John Milton

J. Laws, Esq. of Jamaica, "Ode on Milton" European Magazine 23 (January 1793) 71.

Immortal Milton! thy illustrious name
Stands foremost in the rolls of Fame;
Thy pleasing memory can never die,
But handed down to late posterity,
Ev'n to the end of all-consuming time,
Shall never know decay;
Fresh laurels on the way
Shall crown with added praise thy genius sublime;
And ages yet to come, with transport view
Thy noble works, and give the applause due.

'Twas thou, advent'rous bard, who durst aspire
To tune thy sacred lyre
Free from the shackles of the Gothic age;
When ev'ry monkish tale was made to chime,
And nonsense jingled into rhyme,
Then deem'd as faultless as the sacred page:
Not so thy verse, deep, sonorous, strong;
Heroicly majestic, moves along;
And ev'ry sentence, ev'ry line,
Mysteriously doth shine,
Well fraught with antient lore, and skill divine,
Whilst sage instruction opens to the wise,
Altho' to ignorants, and fools, conceal'd she lies.

No Greek or Roman Bard
Can with thee be compar'd,
Ev'n mighty Homer's self must yield,
The Mantuan Swain must quit the field;
Their narrow subject never could admit
Such lofty flights of human wit;
Beyond the scale of Nature thou hast flown,
And doubtless, by the immortal Spirit fir'd,
Which first the chosen Lawgiver inspir'd,
Hast made the heav'ns, earth, chaos, all thy own.
He that from noisy crouds would fly,
Compos'd of nought but vanity,
And deep sequester'd in some lonely glen,
In studious solitude would sit,
Exploring truths by antient Sages writ,
Let him peruse thy melancholy Man;
But where the youth, inclin'd to festive joy,
Would taste the sweets of mirth without alloy,
Let thy Allegro be his guide,
And Innocence his only pride,
Then Wisdom ne'er shall frown, nor Virtue ever chide.

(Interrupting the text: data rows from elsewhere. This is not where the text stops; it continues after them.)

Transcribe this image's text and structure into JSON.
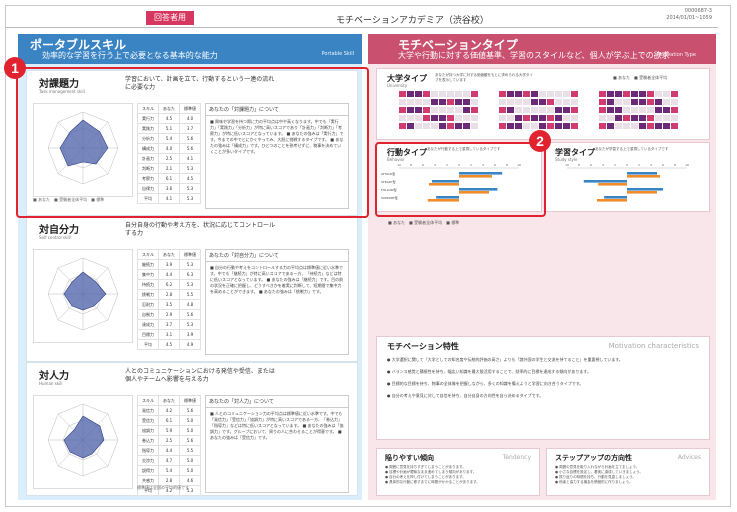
{
  "header": {
    "tag": "回答者用",
    "title": "モチベーションアカデミア（渋谷校）",
    "code_line1": "0000687-3",
    "code_line2": "2014/01/01~1059"
  },
  "left": {
    "title": "ポータブルスキル",
    "subtitle": "効率的な学習を行う上で必要となる基本的な能力",
    "en": "Portable Skill"
  },
  "right": {
    "title": "モチベーションタイプ",
    "subtitle": "大学や行動に対する価値基準、学習のスタイルなど、個人が学ぶ上での欲求",
    "en": "Motivation Type"
  },
  "sections": [
    {
      "title": "対課題力",
      "sub": "Task management skill",
      "desc": "学習において、計画を立て、行動するという一連の流れに必要な力",
      "comment_title": "あなたの「対課題力」について",
      "comment_body": "■ 興味や学習を持つ際に力の平均点は中や高くなります。中でも「実行力」「実践力」「分析力」が特に高いスコアであり「計画力」「判断力」「考察力」が特に低いスコアとなっています。\n■ あなたの強みは「実行力」です。今までの中でとにかくやってみ、大胆に挑戦するタイプです。\n■ あなたの強みは「構成力」です。ひとつのことを熟考せずに、物事を決めていくことが多いタイプです。",
      "rows": [
        [
          "実行力",
          "4.5",
          "4.0"
        ],
        [
          "実践力",
          "5.1",
          "3.7"
        ],
        [
          "分析力",
          "5.4",
          "5.6"
        ],
        [
          "構成力",
          "4.0",
          "5.6"
        ],
        [
          "計画力",
          "2.5",
          "4.1"
        ],
        [
          "判断力",
          "2.1",
          "5.3"
        ],
        [
          "考察力",
          "6.1",
          "4.5"
        ],
        [
          "自律力",
          "3.6",
          "5.3"
        ],
        [
          "平均",
          "4.1",
          "5.3"
        ]
      ]
    },
    {
      "title": "対自分力",
      "sub": "Self control skill",
      "desc": "自分自身の行動や考え方を、状況に応じてコントロールする力",
      "comment_title": "あなたの「対自分力」について",
      "comment_body": "■ 自分の行動や考えをコントロールする力の平均点は標準値に近い水準です。中でも「継続力」が特に高いスコアである一方、「持続力」などは特に低いスコアとなっています。\n■ あなたの強みは「継続力」です。目の前の状況を正確に把握し、どうすべきかを着実に判断して、短期間で集中力を高めることができます。\n■ あなたの強みは「挑戦力」です。",
      "rows": [
        [
          "継続力",
          "3.9",
          "5.3"
        ],
        [
          "集中力",
          "4.4",
          "6.3"
        ],
        [
          "持続力",
          "6.2",
          "5.3"
        ],
        [
          "挑戦力",
          "2.8",
          "5.5"
        ],
        [
          "忍耐力",
          "3.5",
          "4.8"
        ],
        [
          "自制力",
          "2.9",
          "5.6"
        ],
        [
          "達成力",
          "3.7",
          "5.3"
        ],
        [
          "目標力",
          "3.1",
          "3.9"
        ],
        [
          "平均",
          "4.5",
          "4.9"
        ]
      ]
    },
    {
      "title": "対人力",
      "sub": "Human skill",
      "desc": "人とのコミュニケーションにおける発信や受信、または個人やチームへ影響を与える力",
      "comment_title": "あなたの「対人力」について",
      "comment_body": "■ 人とのコミュニケーション力の平均点は標準値に近い水準です。中でも「発信力」「受信力」「協調力」が特に高いスコアである一方、「巻込力」「指導力」などは特に低いスコアとなっています。\n■ あなたの強みは「協調力」です。グループにおいて、周りの人に合わせることが得意です。\n■ あなたの強みは「受信力」です。",
      "rows": [
        [
          "発信力",
          "4.2",
          "5.6"
        ],
        [
          "受信力",
          "6.1",
          "5.0"
        ],
        [
          "協調力",
          "5.9",
          "5.0"
        ],
        [
          "巻込力",
          "2.5",
          "5.6"
        ],
        [
          "指導力",
          "4.4",
          "5.5"
        ],
        [
          "交渉力",
          "4.7",
          "5.0"
        ],
        [
          "説得力",
          "5.4",
          "5.0"
        ],
        [
          "共感力",
          "2.8",
          "4.6"
        ],
        [
          "平均",
          "4.2",
          "5.3"
        ]
      ]
    }
  ],
  "table_head": [
    "スキル",
    "あなた",
    "標準値"
  ],
  "legend": [
    "あなた",
    "受験者全体平均",
    "標準"
  ],
  "note": "標準値は全国の平均的値です",
  "univ": {
    "title": "大学タイプ",
    "sub": "University",
    "desc": "あなたが持つ大学に対する価値観をもとに求められる大学タイプを表示しています",
    "legend": [
      "あなた",
      "受験者全体平均"
    ]
  },
  "action": {
    "title": "行動タイプ",
    "sub": "Behavior",
    "desc": "あなたが行動する上で重視しているタイプです",
    "rows": [
      "ATTACK型",
      "STEADY型",
      "FOLLOW型",
      "SUPPORT型"
    ],
    "values": [
      0.72,
      0.45,
      0.64,
      0.38
    ],
    "avg": [
      0.55,
      0.5,
      0.5,
      0.52
    ],
    "ticks": [
      "10",
      "8",
      "6",
      "4",
      "2",
      "0",
      "2",
      "4",
      "6",
      "8",
      "10"
    ],
    "legend": [
      "あなた",
      "受験者全体平均",
      "標準"
    ]
  },
  "study": {
    "title": "学習タイプ",
    "sub": "Study style",
    "desc": "あなたが学習する上で重視しているタイプです",
    "values": [
      0.5,
      0.72,
      0.6,
      0.38
    ],
    "avg": [
      0.55,
      0.48,
      0.5,
      0.5
    ]
  },
  "motivation": {
    "title": "モチベーション特性",
    "en": "Motivation characteristics",
    "items": [
      "大学選択に関して「大学としての知名度や伝統的評価の高さ」よりも「諸外国の学生と交流を持てること」を重要視しています。",
      "バランス感覚と積極性を持ち、幅広い知識を最大限活用することで、効率的に目標を達成する傾向があります。",
      "目標的な目標を持ち、物事の全体像を把握しながら、多くの知識を備えようと学習に向き合うタイプです。",
      "自分の考えや意見に対して自信を持ち、自分自身の方向性を自ら決めるタイプです。"
    ]
  },
  "tendency": {
    "title": "陥りやすい傾向",
    "en": "Tendency",
    "items": [
      "周囲に意見を持ちすぎてしまうことがあります。",
      "目標や計画が曖昧なまま進めてしまう傾向があります。",
      "自分の考えを押し付けてしまうことがあります。",
      "具体的な行動に移すまでに時間がかかることがあります。"
    ]
  },
  "advice": {
    "title": "ステップアップの方向性",
    "en": "Advices",
    "items": [
      "周囲の意見を取り入れながら計画を立てましょう。",
      "小さな目標を設定し、着実に達成していきましょう。",
      "振り返りの時間を持ち、行動を見直しましょう。",
      "他者と協力する機会を積極的に作りましょう。"
    ]
  },
  "badges": [
    "1",
    "2"
  ],
  "colors": {
    "blue": "#3a84c4",
    "pink": "#c9506f",
    "red": "#e0232f",
    "purple": "#6b2a78",
    "orange": "#f08c2a"
  }
}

Pedant Salmasius, to his cost,
Soon mourn'd his reputation lost,
When he, presumptuous, dar'd with thee contend
And thou so valiantly didst Liberty defend.
But had I Dryden's skill,
Or Pope's more courtly wit at will,
The pleasing task too arduous would prove,
In numbers worthy thee, to sing thy praise;
Suffice, that happy with the blest above,
Thou needst no tribute from my humble lays.